Carers – we can be like ninja’s ; ruthlessly efficient where it comes to tasks relating to our cared for, committed despite enduring testing and difficult circumstances and pretty much undetectable. There, the similarity between me and a ninja ends – if you’ve met me you’ll know I can’t do anything undetected, bit too big.
But what I’m getting at is that we don’t have a jester suit saying ‘carer’, we don’t have a t-shirt even, not even a hanky with it on, nothing. Even if someone handed me a t-shirt with ‘carer’ on the front would I wear it? Probably not, I can’t wear that for the day job so it’s no use to me, it’d show ‘i’m vulnerable’. Good luck spotting me then.
Do I need to be spotted as being a carer? If you ask me, I’d probably have said not around 5 years ago. I would’ve said no thanks, I can handle it all myself thanks.
5 years ago tonight I would have been bedside at Royal Preston Hospital, as we had been for over 90 nights by that stage at Royal Manchester Children’s Hospital and Preston with a very poorly newborn Isaac. He was about 4 weeks post tracheostomy at that stage. I’d have had no idea what the following years held. So I would have been a carer in the making, a future carer hiding in plain view, but not even thinking about me (or us, as in me and my wife) as it was, rightly, all about Isaac. I would have told anyone who may have suggested we need support to get lost. Which, even if they had opened that conversation once, would have counted as a ‘would not engage’ in someones records.
Time went on, and as I’ve written on here before, I went under. I was still hiding but by this stage I was hiding under a pile of caring. I came into contact with my GP several times, but the connection between caring responsibilities and being depression was never something that the GP connected. Did I need to be spotted? Yes, at that stage I did. Had someone said ‘you really need to realise that being in your position is bound to string you out’ I would have probably agreed. I remained hidden.
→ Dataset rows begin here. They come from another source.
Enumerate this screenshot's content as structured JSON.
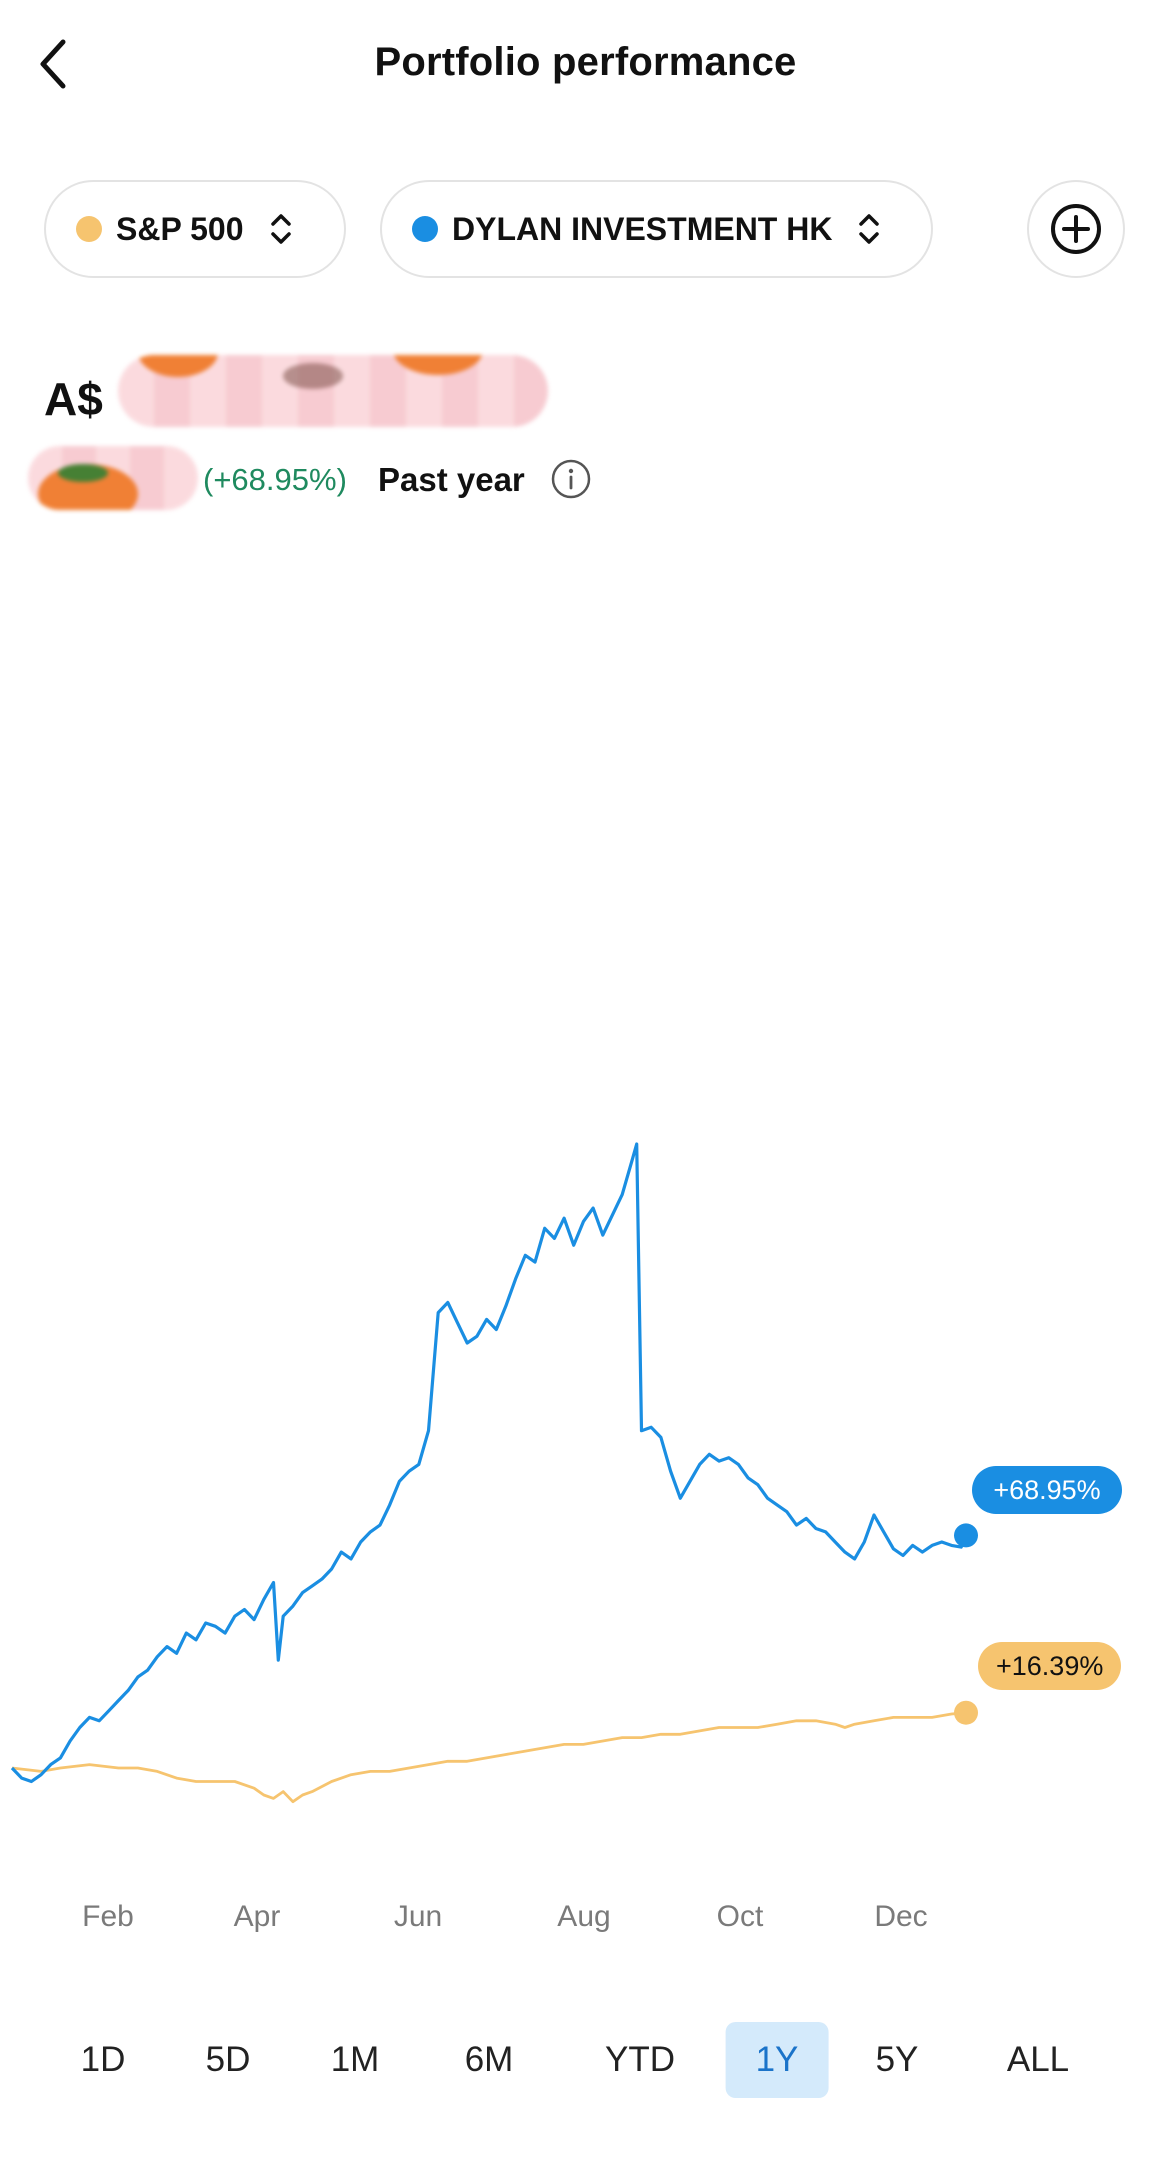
{
  "header": {
    "title": "Portfolio performance"
  },
  "comparison": [
    {
      "label": "S&P 500",
      "color": "#f6c46f"
    },
    {
      "label": "DYLAN INVESTMENT HK",
      "color": "#1a8ee2"
    }
  ],
  "icons": {
    "back": "back-chevron-icon",
    "sort": "sort-updown-icon",
    "add": "add-circle-icon",
    "info": "info-icon"
  },
  "summary": {
    "currency": "A$",
    "change_percent": "(+68.95%)",
    "period": "Past year"
  },
  "chart_data": {
    "type": "line",
    "x_ticks": [
      "Feb",
      "Apr",
      "Jun",
      "Aug",
      "Oct",
      "Dec"
    ],
    "series": [
      {
        "name": "DYLAN INVESTMENT HK",
        "color": "#1a8ee2",
        "end_label": "+68.95%",
        "points": [
          [
            0,
            0
          ],
          [
            1,
            -3
          ],
          [
            2,
            -4
          ],
          [
            3,
            -2
          ],
          [
            4,
            1
          ],
          [
            5,
            3
          ],
          [
            6,
            8
          ],
          [
            7,
            12
          ],
          [
            8,
            15
          ],
          [
            9,
            14
          ],
          [
            10,
            17
          ],
          [
            11,
            20
          ],
          [
            12,
            23
          ],
          [
            13,
            27
          ],
          [
            14,
            29
          ],
          [
            15,
            33
          ],
          [
            16,
            36
          ],
          [
            17,
            34
          ],
          [
            18,
            40
          ],
          [
            19,
            38
          ],
          [
            20,
            43
          ],
          [
            21,
            42
          ],
          [
            22,
            40
          ],
          [
            23,
            45
          ],
          [
            24,
            47
          ],
          [
            25,
            44
          ],
          [
            26,
            50
          ],
          [
            27,
            55
          ],
          [
            27.5,
            32
          ],
          [
            28,
            45
          ],
          [
            29,
            48
          ],
          [
            30,
            52
          ],
          [
            31,
            54
          ],
          [
            32,
            56
          ],
          [
            33,
            59
          ],
          [
            34,
            64
          ],
          [
            35,
            62
          ],
          [
            36,
            67
          ],
          [
            37,
            70
          ],
          [
            38,
            72
          ],
          [
            39,
            78
          ],
          [
            40,
            85
          ],
          [
            41,
            88
          ],
          [
            42,
            90
          ],
          [
            43,
            100
          ],
          [
            44,
            135
          ],
          [
            45,
            138
          ],
          [
            46,
            132
          ],
          [
            47,
            126
          ],
          [
            48,
            128
          ],
          [
            49,
            133
          ],
          [
            50,
            130
          ],
          [
            51,
            137
          ],
          [
            52,
            145
          ],
          [
            53,
            152
          ],
          [
            54,
            150
          ],
          [
            55,
            160
          ],
          [
            56,
            157
          ],
          [
            57,
            163
          ],
          [
            58,
            155
          ],
          [
            59,
            162
          ],
          [
            60,
            166
          ],
          [
            61,
            158
          ],
          [
            62,
            164
          ],
          [
            63,
            170
          ],
          [
            64,
            180
          ],
          [
            64.5,
            185
          ],
          [
            65,
            100
          ],
          [
            66,
            101
          ],
          [
            67,
            98
          ],
          [
            68,
            88
          ],
          [
            69,
            80
          ],
          [
            70,
            85
          ],
          [
            71,
            90
          ],
          [
            72,
            93
          ],
          [
            73,
            91
          ],
          [
            74,
            92
          ],
          [
            75,
            90
          ],
          [
            76,
            86
          ],
          [
            77,
            84
          ],
          [
            78,
            80
          ],
          [
            79,
            78
          ],
          [
            80,
            76
          ],
          [
            81,
            72
          ],
          [
            82,
            74
          ],
          [
            83,
            71
          ],
          [
            84,
            70
          ],
          [
            85,
            67
          ],
          [
            86,
            64
          ],
          [
            87,
            62
          ],
          [
            88,
            67
          ],
          [
            89,
            75
          ],
          [
            90,
            70
          ],
          [
            91,
            65
          ],
          [
            92,
            63
          ],
          [
            93,
            66
          ],
          [
            94,
            64
          ],
          [
            95,
            66
          ],
          [
            96,
            67
          ],
          [
            97,
            66
          ],
          [
            98,
            65.5
          ],
          [
            98.5,
            68.95
          ]
        ]
      },
      {
        "name": "S&P 500",
        "color": "#f6c46f",
        "end_label": "+16.39%",
        "points": [
          [
            0,
            0
          ],
          [
            3,
            -1
          ],
          [
            5,
            0
          ],
          [
            8,
            1
          ],
          [
            11,
            0
          ],
          [
            13,
            0
          ],
          [
            15,
            -1
          ],
          [
            17,
            -3
          ],
          [
            19,
            -4
          ],
          [
            21,
            -4
          ],
          [
            23,
            -4
          ],
          [
            25,
            -6
          ],
          [
            26,
            -8
          ],
          [
            27,
            -9
          ],
          [
            28,
            -7
          ],
          [
            29,
            -10
          ],
          [
            30,
            -8
          ],
          [
            31,
            -7
          ],
          [
            33,
            -4
          ],
          [
            35,
            -2
          ],
          [
            37,
            -1
          ],
          [
            39,
            -1
          ],
          [
            41,
            0
          ],
          [
            43,
            1
          ],
          [
            45,
            2
          ],
          [
            47,
            2
          ],
          [
            49,
            3
          ],
          [
            51,
            4
          ],
          [
            53,
            5
          ],
          [
            55,
            6
          ],
          [
            57,
            7
          ],
          [
            59,
            7
          ],
          [
            61,
            8
          ],
          [
            63,
            9
          ],
          [
            65,
            9
          ],
          [
            67,
            10
          ],
          [
            69,
            10
          ],
          [
            71,
            11
          ],
          [
            73,
            12
          ],
          [
            75,
            12
          ],
          [
            77,
            12
          ],
          [
            79,
            13
          ],
          [
            81,
            14
          ],
          [
            83,
            14
          ],
          [
            85,
            13
          ],
          [
            86,
            12
          ],
          [
            87,
            13
          ],
          [
            89,
            14
          ],
          [
            91,
            15
          ],
          [
            93,
            15
          ],
          [
            95,
            15
          ],
          [
            97,
            16
          ],
          [
            98.5,
            16.39
          ]
        ]
      }
    ]
  },
  "ranges": [
    "1D",
    "5D",
    "1M",
    "6M",
    "YTD",
    "1Y",
    "5Y",
    "ALL"
  ],
  "active_range": "1Y"
}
So, where do services expect to find these elusive carers? There’s a lot of talk about early identification and prevention, I totally agree but in order to identify a carer you need the awareness to underpin the sharpness of your vision. It’s the ‘you don’t know what you don’t know’ situation. A hundred carers could be missed by just one pair of eyes in a key professional who knows that there ‘a strategy on carer identification’ but doesn’t know how to spot the glimpses of ‘carer’ coming through the camouflage of someone who has other presenting problems.
Ok you can build assessment tools to raise that acuity but i’ve yet to find, or use, a checklist that can replace some well grounded understanding and professional empathy around an issue. So let’s not over simplify the issue by saying it’s possible to systemically solve – you may garner minds but you’ll not engage hearts or fire a passion to make things better, to spot the little things that will lead to engagement, to draw out the hidden ninja carers.